St. Michael’s students hung banners outside the dormitories boasting “We’ll beat Springfield,” and “Maroon Doom,” in reference to Springfield’s school colors. In its closest game of the season, St. Michael’s edged Springfield, 12-7.
The Friday before kickoff of the Nov. 3 match-up against Kings Point, (Kings Point, NY) a snowstorm blanketed the grass field with six inches of wet, heavy snow, Diamond says.
“The slush, it was really awful,” he says. “It rained, sleeted, snowed.”
The team gained its fifth straight victory with help from a Plourde run and a touchdown pass from Coggio to Simas. Tough defense caused turnovers, including a John Provenzano interception returned for a touchdown.
Nov. 18, 1951, 2,500 fans cheered as St. Michael’s took the field for one final home game. Arnold College, (Milford, Conn.) was no match for the Knights, who won 32-0. Plourde finished the day with four touchdowns to earn him the state scoring crown.

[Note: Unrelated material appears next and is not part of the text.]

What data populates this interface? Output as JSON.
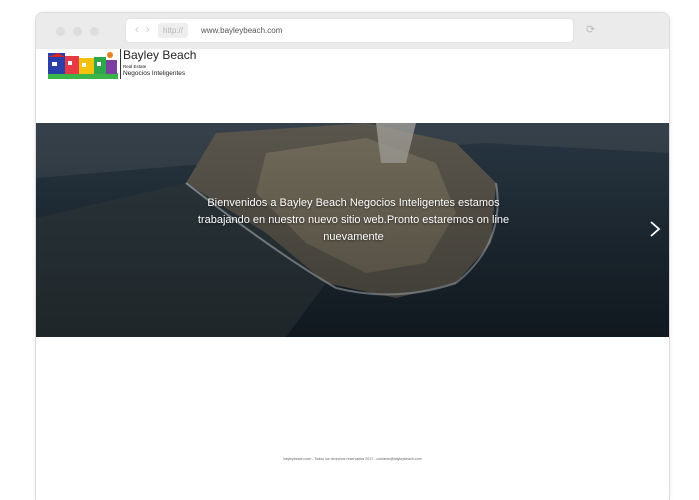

It would be the last time anyone saw an undefeated St. Michael’s team, and one of the last times anyone would see football at the college. In need of funds to expand campus facilities, the college would drop football after the 1953 season, Diamond says. The institution has not reinstated football since that time.
In December 1951, the Burlington Daily News hosted a celebratory banquet in which the undefeated gridiron-gang dined and received gifts.
Five months later, seniors from the team graduated and received diplomas. With the Korean War draft looming over their heads, there wasn’t much time to say goodbye to teammates, coaches, and friends, Plourde recalls.
“Most of us were heading for the service, and we didn’t have much time to say goodbye,” he remembers. “We graduated in May, and in July, we were in the service.”
The draft claimed 12 seniors from the undefeated team. And so upon graduation, these men traded in their leather helmets and grass-stained jerseys for fresh Army fatigues, and they were given a new mission.